[Data records for software interfaces]
----------------------------------------
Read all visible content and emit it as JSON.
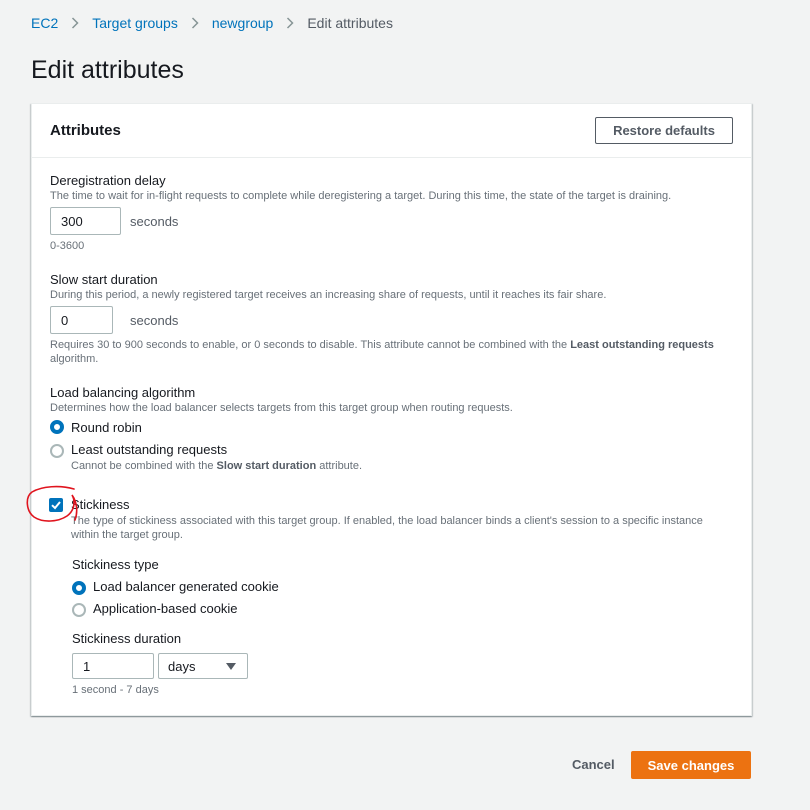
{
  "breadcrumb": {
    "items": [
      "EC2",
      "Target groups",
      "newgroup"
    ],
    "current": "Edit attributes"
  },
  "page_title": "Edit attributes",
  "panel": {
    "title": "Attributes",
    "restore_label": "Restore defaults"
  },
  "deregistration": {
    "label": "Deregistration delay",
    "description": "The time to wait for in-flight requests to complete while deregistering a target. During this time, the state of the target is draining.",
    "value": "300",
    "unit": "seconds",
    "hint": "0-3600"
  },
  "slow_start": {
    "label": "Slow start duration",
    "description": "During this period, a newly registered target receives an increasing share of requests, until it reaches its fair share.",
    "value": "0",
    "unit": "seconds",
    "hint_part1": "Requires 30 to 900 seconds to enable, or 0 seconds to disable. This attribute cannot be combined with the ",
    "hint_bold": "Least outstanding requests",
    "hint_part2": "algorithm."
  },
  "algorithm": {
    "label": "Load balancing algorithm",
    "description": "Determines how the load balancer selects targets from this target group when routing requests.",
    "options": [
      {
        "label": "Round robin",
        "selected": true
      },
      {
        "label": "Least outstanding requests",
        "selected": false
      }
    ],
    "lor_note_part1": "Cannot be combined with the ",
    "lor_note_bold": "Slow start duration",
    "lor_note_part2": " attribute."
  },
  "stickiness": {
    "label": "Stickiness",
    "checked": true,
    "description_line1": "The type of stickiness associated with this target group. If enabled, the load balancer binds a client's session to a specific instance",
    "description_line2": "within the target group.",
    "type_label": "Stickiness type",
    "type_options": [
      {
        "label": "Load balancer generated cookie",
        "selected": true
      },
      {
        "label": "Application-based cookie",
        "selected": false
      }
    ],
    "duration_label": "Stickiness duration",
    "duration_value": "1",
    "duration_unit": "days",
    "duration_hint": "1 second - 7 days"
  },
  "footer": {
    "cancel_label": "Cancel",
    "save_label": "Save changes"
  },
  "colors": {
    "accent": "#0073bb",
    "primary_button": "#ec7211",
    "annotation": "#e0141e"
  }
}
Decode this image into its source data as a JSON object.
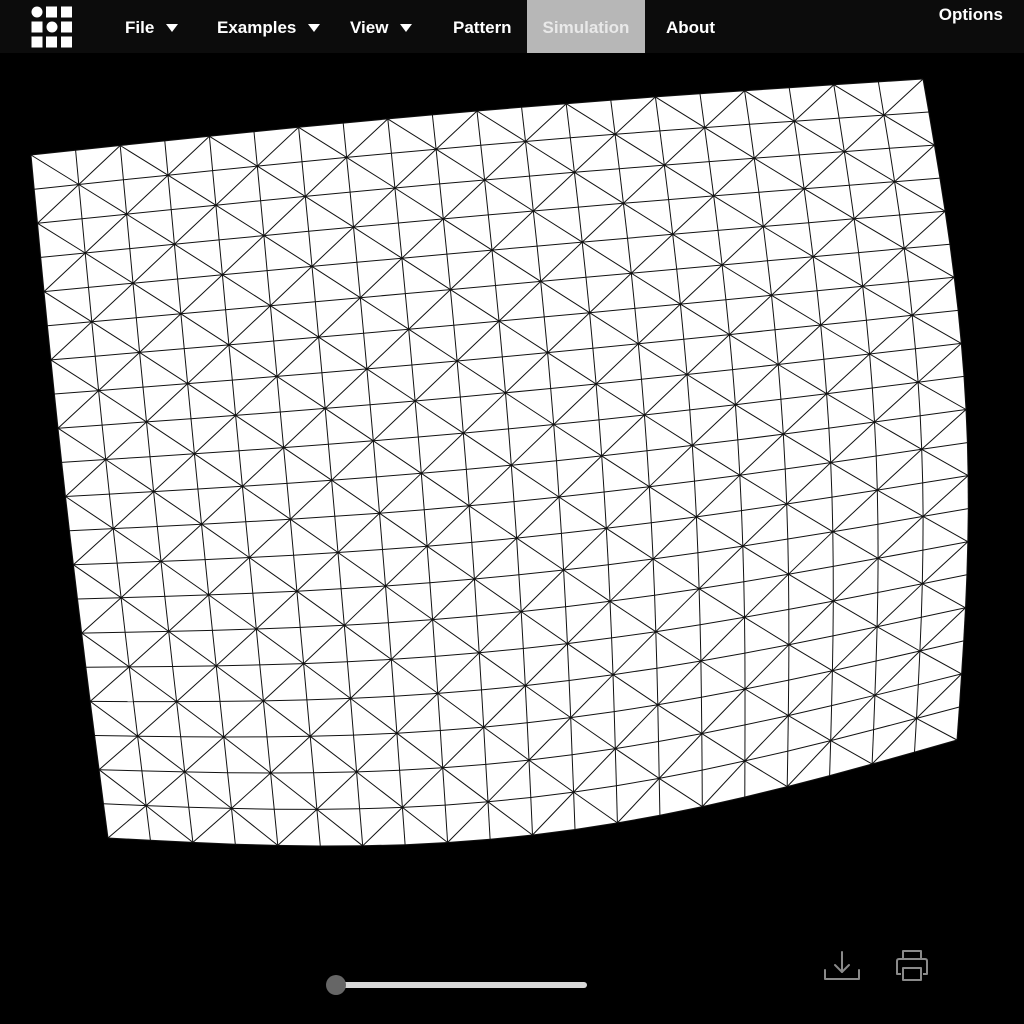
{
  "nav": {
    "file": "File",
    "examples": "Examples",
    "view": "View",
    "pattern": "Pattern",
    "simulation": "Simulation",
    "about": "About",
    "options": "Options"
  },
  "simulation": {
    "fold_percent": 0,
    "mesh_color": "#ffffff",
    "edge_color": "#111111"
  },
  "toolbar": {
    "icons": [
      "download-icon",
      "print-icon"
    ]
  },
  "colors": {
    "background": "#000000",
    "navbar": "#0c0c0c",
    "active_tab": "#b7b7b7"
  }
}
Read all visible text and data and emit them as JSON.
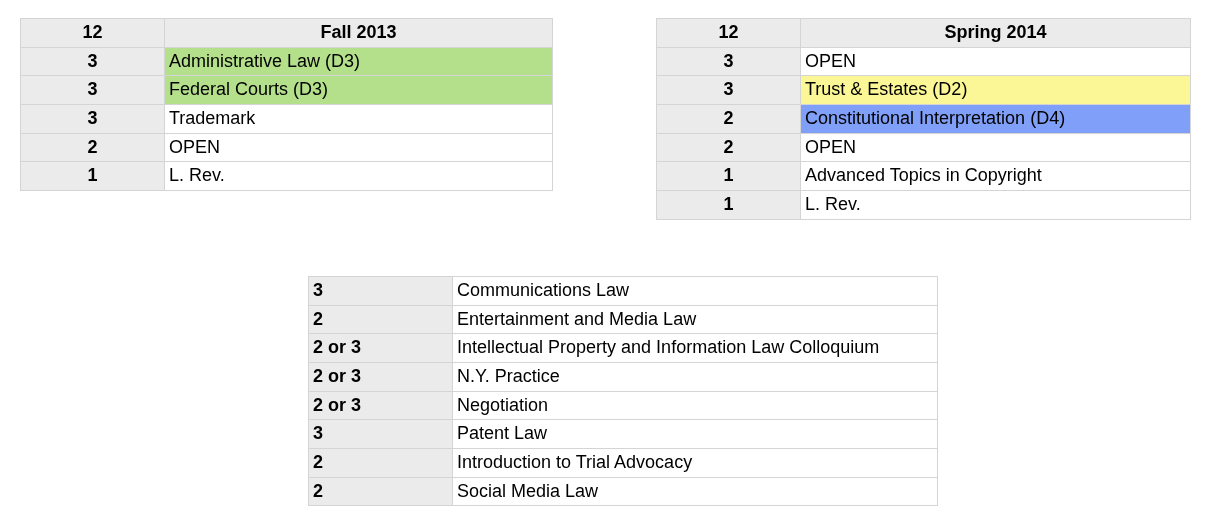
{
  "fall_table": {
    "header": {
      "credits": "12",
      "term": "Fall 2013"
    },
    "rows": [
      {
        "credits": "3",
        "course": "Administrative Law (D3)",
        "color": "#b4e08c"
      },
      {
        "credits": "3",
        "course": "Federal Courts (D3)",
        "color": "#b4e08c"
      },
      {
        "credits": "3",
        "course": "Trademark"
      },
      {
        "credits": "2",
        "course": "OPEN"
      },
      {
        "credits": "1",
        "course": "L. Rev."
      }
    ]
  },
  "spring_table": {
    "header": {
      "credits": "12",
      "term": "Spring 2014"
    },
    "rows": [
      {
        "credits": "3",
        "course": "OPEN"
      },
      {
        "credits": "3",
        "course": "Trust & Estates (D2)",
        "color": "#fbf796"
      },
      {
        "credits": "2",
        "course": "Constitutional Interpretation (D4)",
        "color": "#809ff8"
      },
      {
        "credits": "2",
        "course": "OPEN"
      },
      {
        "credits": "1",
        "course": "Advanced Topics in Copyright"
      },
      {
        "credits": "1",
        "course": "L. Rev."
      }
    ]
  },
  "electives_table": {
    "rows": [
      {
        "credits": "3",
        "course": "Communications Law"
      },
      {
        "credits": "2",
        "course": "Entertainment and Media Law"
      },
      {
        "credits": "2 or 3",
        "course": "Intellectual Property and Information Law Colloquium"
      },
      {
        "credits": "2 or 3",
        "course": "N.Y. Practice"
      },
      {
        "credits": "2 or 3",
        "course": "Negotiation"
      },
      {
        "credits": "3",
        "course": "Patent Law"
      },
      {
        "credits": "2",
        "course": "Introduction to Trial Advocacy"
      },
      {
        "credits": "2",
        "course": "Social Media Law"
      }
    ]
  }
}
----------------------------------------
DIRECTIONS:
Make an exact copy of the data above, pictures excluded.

YOUR RESPONSE:
Read all visible content and emit it as JSON.
{
  "breadcrumb": {
    "items": [
      "EC2",
      "Target groups",
      "newgroup"
    ],
    "current": "Edit attributes"
  },
  "page_title": "Edit attributes",
  "panel": {
    "title": "Attributes",
    "restore_label": "Restore defaults"
  },
  "deregistration": {
    "label": "Deregistration delay",
    "description": "The time to wait for in-flight requests to complete while deregistering a target. During this time, the state of the target is draining.",
    "value": "300",
    "unit": "seconds",
    "hint": "0-3600"
  },
  "slow_start": {
    "label": "Slow start duration",
    "description": "During this period, a newly registered target receives an increasing share of requests, until it reaches its fair share.",
    "value": "0",
    "unit": "seconds",
    "hint_part1": "Requires 30 to 900 seconds to enable, or 0 seconds to disable. This attribute cannot be combined with the ",
    "hint_bold": "Least outstanding requests",
    "hint_part2": "algorithm."
  },
  "algorithm": {
    "label": "Load balancing algorithm",
    "description": "Determines how the load balancer selects targets from this target group when routing requests.",
    "options": [
      {
        "label": "Round robin",
        "selected": true
      },
      {
        "label": "Least outstanding requests",
        "selected": false
      }
    ],
    "lor_note_part1": "Cannot be combined with the ",
    "lor_note_bold": "Slow start duration",
    "lor_note_part2": " attribute."
  },
  "stickiness": {
    "label": "Stickiness",
    "checked": true,
    "description_line1": "The type of stickiness associated with this target group. If enabled, the load balancer binds a client's session to a specific instance",
    "description_line2": "within the target group.",
    "type_label": "Stickiness type",
    "type_options": [
      {
        "label": "Load balancer generated cookie",
        "selected": true
      },
      {
        "label": "Application-based cookie",
        "selected": false
      }
    ],
    "duration_label": "Stickiness duration",
    "duration_value": "1",
    "duration_unit": "days",
    "duration_hint": "1 second - 7 days"
  },
  "footer": {
    "cancel_label": "Cancel",
    "save_label": "Save changes"
  },
  "colors": {
    "accent": "#0073bb",
    "primary_button": "#ec7211",
    "annotation": "#e0141e"
  }
}
Decode this image into its source data as a JSON object.
{
  "nav": {
    "file": "File",
    "examples": "Examples",
    "view": "View",
    "pattern": "Pattern",
    "simulation": "Simulation",
    "about": "About",
    "options": "Options"
  },
  "simulation": {
    "fold_percent": 0,
    "mesh_color": "#ffffff",
    "edge_color": "#111111"
  },
  "toolbar": {
    "icons": [
      "download-icon",
      "print-icon"
    ]
  },
  "colors": {
    "background": "#000000",
    "navbar": "#0c0c0c",
    "active_tab": "#b7b7b7"
  }
}
Read all visible text and data and emit them as JSON.
{
  "fall_table": {
    "header": {
      "credits": "12",
      "term": "Fall 2013"
    },
    "rows": [
      {
        "credits": "3",
        "course": "Administrative Law (D3)",
        "color": "#b4e08c"
      },
      {
        "credits": "3",
        "course": "Federal Courts (D3)",
        "color": "#b4e08c"
      },
      {
        "credits": "3",
        "course": "Trademark"
      },
      {
        "credits": "2",
        "course": "OPEN"
      },
      {
        "credits": "1",
        "course": "L. Rev."
      }
    ]
  },
  "spring_table": {
    "header": {
      "credits": "12",
      "term": "Spring 2014"
    },
    "rows": [
      {
        "credits": "3",
        "course": "OPEN"
      },
      {
        "credits": "3",
        "course": "Trust & Estates (D2)",
        "color": "#fbf796"
      },
      {
        "credits": "2",
        "course": "Constitutional Interpretation (D4)",
        "color": "#809ff8"
      },
      {
        "credits": "2",
        "course": "OPEN"
      },
      {
        "credits": "1",
        "course": "Advanced Topics in Copyright"
      },
      {
        "credits": "1",
        "course": "L. Rev."
      }
    ]
  },
  "electives_table": {
    "rows": [
      {
        "credits": "3",
        "course": "Communications Law"
      },
      {
        "credits": "2",
        "course": "Entertainment and Media Law"
      },
      {
        "credits": "2 or 3",
        "course": "Intellectual Property and Information Law Colloquium"
      },
      {
        "credits": "2 or 3",
        "course": "N.Y. Practice"
      },
      {
        "credits": "2 or 3",
        "course": "Negotiation"
      },
      {
        "credits": "3",
        "course": "Patent Law"
      },
      {
        "credits": "2",
        "course": "Introduction to Trial Advocacy"
      },
      {
        "credits": "2",
        "course": "Social Media Law"
      }
    ]
  }
}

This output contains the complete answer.